Potential impacts of climate change on fire regimes in the tropics based on MAGICC and a GISS GCM-derived lightning model
Document Type: Journal Article
Author(s): Johann Georg Goldammer; Colin Price
Publication Year: 1998

Cataloging Information

  • Africa
  • agriculture
  • Andropogon virginicus
  • bibliographies
  • boreal forests
  • carbon dioxide
  • catastrophic fires
  • Central America
  • climate change
  • cover type conversion
  • deforestation
  • disturbance
  • droughts
  • ecosystem dynamics
  • ENSO - El Nino Southern Oscillation
  • evapotranspiration
  • evergreens
  • fire adaptations (plants)
  • fire frequency
  • fire intensity
  • fire management
  • fire regimes
  • fire size
  • fragmentation
  • fuel loading
  • grasses
  • Hakea sericea
  • human caused fires
  • Imperata
  • India
  • Indonesia
  • introduced species
  • invasive species
  • land management
  • land use
  • lightning
  • lightning caused fires
  • Melaleuca quinquenervia
  • Mexico
  • montane forests
  • Pennisetum
  • Pinus
  • plant communities
  • Poa
  • post-fire recovery
  • precipitation
  • savannas
  • South America
  • Southeast Asia
  • species diversity (plants)
  • storms
  • temperature
  • tropical forests
  • tropical regions
  • wildfires
  • International
Record Maintained By:
Record Last Modified: October 8, 2021
FRAMES Record Number: 36867
Tall Timbers Record Number: 11288
TTRS Location Status: In-file
TTRS Call Number: Fire File
TTRS Abstract Status: Fair use, Okay, Reproduced by permission

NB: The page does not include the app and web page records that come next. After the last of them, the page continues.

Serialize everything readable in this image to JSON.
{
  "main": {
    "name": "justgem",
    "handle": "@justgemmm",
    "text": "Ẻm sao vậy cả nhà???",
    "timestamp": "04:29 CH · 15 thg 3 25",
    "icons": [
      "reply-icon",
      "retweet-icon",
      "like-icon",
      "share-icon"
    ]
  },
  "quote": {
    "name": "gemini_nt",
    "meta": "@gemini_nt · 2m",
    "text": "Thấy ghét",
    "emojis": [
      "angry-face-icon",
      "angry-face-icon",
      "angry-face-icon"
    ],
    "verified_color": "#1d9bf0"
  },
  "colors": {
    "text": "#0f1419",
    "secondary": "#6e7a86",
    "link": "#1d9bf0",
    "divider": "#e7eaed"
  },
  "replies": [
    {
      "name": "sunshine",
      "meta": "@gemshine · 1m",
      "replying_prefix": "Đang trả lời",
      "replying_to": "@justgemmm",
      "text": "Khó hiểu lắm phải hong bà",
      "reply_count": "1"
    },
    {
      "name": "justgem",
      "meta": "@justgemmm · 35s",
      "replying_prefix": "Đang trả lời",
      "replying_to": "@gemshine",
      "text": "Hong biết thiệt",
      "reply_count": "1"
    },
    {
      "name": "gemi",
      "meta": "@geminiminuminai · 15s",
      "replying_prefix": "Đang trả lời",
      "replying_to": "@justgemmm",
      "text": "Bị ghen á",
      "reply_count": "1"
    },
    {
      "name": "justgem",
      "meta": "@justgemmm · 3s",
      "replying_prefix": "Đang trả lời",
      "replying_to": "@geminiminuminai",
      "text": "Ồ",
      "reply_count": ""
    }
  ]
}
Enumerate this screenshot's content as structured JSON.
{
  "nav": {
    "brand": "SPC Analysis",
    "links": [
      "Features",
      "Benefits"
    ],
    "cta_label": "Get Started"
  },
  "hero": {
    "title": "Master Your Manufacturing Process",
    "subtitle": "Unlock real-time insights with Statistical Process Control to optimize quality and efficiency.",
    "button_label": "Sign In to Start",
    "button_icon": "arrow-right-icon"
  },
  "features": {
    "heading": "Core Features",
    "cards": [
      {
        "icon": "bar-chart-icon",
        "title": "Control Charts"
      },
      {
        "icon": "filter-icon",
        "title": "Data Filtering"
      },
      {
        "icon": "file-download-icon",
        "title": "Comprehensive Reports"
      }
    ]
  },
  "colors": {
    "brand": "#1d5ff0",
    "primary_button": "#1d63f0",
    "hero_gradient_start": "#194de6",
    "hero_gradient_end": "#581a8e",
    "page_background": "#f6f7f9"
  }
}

This bibliographic record was either created or modified by the Tall Timbers Research Station and Land Conservancy and is provided without charge to promote research and education in Fire Ecology. The E.V. Komarek Fire Ecology Database is the intellectual property of the Tall Timbers Research Station and Land Conservancy.


Investigations of the ecological, atmospheric chemical, and climatic impacts of contemporary fires in tropical vegetation have received increasing attention during the last 10 years. Little is known, however, about the impacts of climate changes on tropical vegetation and wildland fires. This paper summarizes the main known interactions of fire, vegetation, and atmosphere. Examples of predictive models on the impacts of climate change on the boreal and temperate zones are given in order to highlight the possible impacts on the tropical forest and savanna biomes and to demonstrate parameters that need to be involved in this process. Response of tropical vegetation fire is characterized by degradation towards xerophytic and pyrophytic plant communities dominated by grasses and fire-tolerant tree and bush invaders. The potential impacts of climate change on tropical fire regimes are investigated using a GISS GCM-based lightning and fire model and the Model for the Assessment of Greenhouse Gas-Induced Climate Change (MAGICC).

Online Link(s):
Goldammer, J. G., and C. Price. 1998. Potential impacts of climate change on fire regimes in the tropics based on MAGICC and a GISS GCM-derived lightning model. Climatic Change, v. 39, p. 273-296.